ASSIGNED TASK: Where does the string "this" occur in the records? Copy each line that holds it.
##### RECORDS SUPPLIED #####
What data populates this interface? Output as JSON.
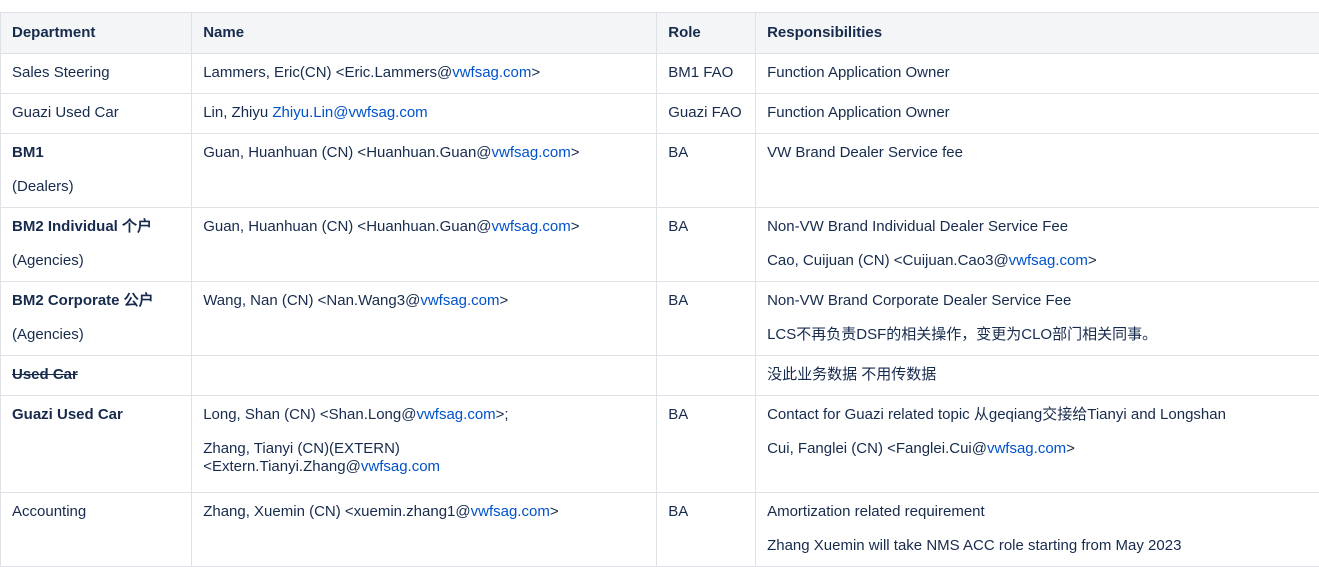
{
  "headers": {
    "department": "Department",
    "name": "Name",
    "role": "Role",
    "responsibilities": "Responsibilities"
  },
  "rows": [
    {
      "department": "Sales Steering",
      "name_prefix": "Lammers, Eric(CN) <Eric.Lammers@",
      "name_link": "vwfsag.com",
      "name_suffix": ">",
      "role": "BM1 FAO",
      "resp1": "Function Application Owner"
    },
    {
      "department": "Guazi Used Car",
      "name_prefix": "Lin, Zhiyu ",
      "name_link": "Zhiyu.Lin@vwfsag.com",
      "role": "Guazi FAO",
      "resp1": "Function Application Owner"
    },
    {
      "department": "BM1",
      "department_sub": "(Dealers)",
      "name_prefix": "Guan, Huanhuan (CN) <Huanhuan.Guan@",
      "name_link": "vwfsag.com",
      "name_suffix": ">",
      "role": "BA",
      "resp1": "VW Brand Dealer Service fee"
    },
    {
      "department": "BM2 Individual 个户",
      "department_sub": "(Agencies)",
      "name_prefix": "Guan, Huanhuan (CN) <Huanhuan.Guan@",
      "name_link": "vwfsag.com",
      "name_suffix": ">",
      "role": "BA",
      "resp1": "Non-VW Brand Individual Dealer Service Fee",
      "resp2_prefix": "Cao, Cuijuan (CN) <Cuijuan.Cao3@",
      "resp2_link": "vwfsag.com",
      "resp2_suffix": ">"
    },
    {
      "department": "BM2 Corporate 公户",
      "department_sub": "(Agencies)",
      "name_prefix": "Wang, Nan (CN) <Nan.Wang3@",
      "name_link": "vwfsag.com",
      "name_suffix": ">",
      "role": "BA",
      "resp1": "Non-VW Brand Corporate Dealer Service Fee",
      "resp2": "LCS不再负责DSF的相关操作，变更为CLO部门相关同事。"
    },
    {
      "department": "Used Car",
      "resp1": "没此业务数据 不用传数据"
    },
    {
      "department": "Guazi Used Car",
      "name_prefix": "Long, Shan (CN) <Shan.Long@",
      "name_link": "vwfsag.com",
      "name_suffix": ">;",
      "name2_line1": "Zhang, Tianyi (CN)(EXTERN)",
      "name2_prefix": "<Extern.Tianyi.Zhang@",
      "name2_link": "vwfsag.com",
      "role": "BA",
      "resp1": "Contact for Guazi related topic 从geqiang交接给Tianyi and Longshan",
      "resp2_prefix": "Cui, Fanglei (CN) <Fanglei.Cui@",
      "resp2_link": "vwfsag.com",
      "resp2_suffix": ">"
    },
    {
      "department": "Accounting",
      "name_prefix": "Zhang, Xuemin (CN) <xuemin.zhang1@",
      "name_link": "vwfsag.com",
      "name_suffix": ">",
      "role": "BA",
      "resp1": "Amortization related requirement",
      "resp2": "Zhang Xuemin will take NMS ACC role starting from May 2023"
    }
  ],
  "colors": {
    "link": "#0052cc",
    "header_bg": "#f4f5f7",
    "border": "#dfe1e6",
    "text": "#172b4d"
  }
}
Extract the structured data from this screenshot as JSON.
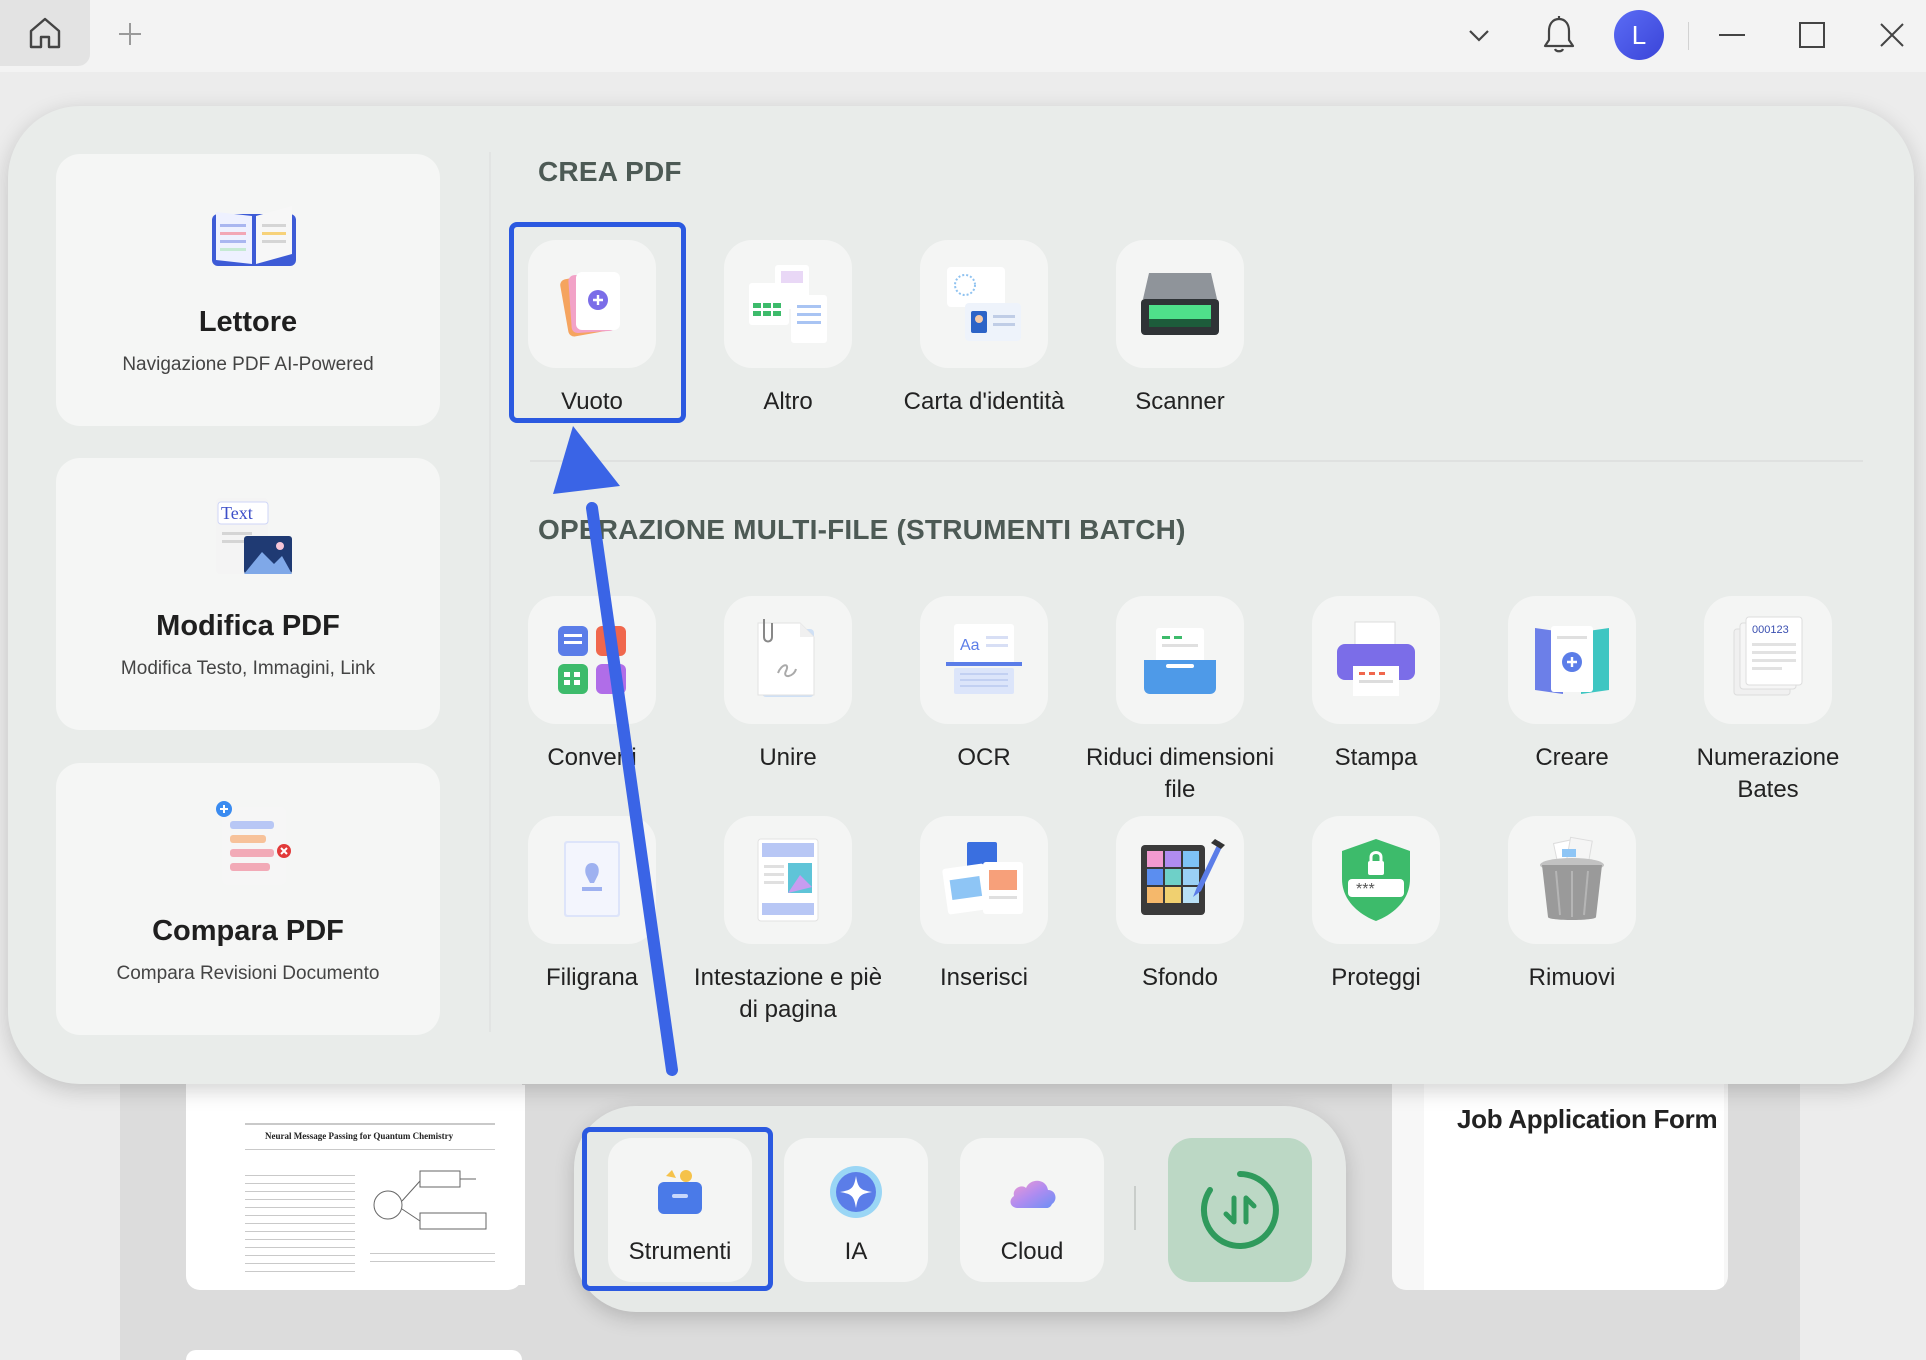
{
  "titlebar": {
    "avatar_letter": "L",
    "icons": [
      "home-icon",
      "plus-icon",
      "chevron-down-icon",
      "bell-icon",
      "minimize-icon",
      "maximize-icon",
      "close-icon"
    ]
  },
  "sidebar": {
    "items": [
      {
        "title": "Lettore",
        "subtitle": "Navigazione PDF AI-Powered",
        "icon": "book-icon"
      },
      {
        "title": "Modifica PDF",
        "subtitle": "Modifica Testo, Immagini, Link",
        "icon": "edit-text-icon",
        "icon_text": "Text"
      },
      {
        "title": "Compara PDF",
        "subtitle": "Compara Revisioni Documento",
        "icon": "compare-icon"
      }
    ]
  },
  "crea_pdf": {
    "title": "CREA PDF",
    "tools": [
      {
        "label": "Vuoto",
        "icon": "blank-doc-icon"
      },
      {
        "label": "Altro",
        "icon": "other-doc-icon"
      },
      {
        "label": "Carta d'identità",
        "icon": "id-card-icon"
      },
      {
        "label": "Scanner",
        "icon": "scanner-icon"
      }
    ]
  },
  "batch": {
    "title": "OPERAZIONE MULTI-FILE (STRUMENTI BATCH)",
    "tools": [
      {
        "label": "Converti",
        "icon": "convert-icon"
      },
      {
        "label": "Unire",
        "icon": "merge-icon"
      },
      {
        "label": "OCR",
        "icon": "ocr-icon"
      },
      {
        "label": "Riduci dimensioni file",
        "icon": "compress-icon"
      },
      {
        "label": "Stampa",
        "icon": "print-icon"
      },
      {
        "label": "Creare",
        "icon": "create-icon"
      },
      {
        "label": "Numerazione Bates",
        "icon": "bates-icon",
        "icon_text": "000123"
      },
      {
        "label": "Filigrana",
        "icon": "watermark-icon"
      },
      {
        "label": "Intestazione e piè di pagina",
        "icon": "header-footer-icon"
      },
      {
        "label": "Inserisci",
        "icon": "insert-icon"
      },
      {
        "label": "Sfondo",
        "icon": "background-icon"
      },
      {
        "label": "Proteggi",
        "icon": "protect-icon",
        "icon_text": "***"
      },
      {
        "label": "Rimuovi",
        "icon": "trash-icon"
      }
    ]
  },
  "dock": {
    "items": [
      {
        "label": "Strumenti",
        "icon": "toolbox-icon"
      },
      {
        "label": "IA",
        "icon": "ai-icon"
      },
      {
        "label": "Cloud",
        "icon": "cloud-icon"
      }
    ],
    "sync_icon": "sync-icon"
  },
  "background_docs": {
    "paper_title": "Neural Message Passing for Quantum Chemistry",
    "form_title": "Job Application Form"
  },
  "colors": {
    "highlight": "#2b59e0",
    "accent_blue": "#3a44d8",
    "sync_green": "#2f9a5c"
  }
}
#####
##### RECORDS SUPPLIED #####
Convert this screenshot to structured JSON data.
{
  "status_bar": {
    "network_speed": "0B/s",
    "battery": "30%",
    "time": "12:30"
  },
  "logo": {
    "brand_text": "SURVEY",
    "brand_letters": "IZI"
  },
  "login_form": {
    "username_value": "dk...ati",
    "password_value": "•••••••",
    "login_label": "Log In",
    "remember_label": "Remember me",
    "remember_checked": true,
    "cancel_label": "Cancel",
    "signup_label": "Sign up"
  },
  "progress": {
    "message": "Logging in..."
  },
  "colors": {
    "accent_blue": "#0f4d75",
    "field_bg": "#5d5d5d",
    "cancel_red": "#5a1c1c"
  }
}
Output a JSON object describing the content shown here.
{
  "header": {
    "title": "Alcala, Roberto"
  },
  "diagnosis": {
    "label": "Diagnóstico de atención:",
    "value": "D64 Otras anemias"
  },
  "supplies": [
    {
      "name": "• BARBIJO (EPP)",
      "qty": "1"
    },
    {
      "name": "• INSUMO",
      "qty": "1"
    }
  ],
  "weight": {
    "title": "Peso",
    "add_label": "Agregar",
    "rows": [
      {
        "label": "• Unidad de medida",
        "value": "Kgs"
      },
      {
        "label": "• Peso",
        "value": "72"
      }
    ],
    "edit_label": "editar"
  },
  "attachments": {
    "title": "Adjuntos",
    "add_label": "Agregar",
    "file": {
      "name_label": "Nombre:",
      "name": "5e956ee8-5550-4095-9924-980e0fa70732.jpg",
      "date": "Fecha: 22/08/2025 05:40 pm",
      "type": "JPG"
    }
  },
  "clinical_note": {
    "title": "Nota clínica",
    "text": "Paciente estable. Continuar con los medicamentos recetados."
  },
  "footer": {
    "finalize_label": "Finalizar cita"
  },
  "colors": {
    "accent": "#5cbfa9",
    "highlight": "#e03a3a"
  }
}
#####
ANSWER:
What data populates this interface? Output as JSON.
Extract the structured data from this screenshot as JSON.
Convert this screenshot to structured JSON data.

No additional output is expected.